== WORK TO COMPLETE ==
Records follow. Copy every line with "number".

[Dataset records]
^^^^

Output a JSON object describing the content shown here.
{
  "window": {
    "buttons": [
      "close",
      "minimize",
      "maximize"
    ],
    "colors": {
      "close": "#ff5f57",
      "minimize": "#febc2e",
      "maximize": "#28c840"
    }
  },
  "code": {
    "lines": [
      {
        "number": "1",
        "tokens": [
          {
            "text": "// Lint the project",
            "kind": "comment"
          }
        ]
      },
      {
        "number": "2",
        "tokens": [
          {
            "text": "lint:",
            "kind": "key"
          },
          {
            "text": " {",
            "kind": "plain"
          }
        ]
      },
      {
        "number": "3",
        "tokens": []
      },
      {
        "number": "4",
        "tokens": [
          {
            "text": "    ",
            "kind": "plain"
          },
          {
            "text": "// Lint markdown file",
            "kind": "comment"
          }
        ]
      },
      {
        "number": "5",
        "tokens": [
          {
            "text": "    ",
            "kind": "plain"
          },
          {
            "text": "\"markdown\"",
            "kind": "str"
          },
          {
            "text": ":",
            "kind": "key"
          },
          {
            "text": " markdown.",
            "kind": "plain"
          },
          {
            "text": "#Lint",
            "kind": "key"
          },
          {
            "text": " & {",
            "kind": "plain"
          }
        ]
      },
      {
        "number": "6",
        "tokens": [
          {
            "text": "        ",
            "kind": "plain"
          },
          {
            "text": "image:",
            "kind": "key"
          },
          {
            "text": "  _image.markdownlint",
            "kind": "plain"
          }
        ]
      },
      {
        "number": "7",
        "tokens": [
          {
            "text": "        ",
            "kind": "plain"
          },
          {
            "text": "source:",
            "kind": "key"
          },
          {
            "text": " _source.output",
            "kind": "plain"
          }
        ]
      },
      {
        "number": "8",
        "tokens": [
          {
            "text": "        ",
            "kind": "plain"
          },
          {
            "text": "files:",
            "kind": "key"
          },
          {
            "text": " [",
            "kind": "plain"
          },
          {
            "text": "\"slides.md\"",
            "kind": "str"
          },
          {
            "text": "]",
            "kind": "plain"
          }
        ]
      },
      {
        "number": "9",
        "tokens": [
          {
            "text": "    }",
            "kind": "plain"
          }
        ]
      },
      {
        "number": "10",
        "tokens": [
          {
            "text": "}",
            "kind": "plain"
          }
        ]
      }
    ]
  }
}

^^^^

== EXERCISE OUTPUT ==
        "number": "1",
        "number": "2",
        "number": "3",
        "number": "4",
        "number": "5",
        "number": "6",
        "number": "7",
        "number": "8",
        "number": "9",
        "number": "10",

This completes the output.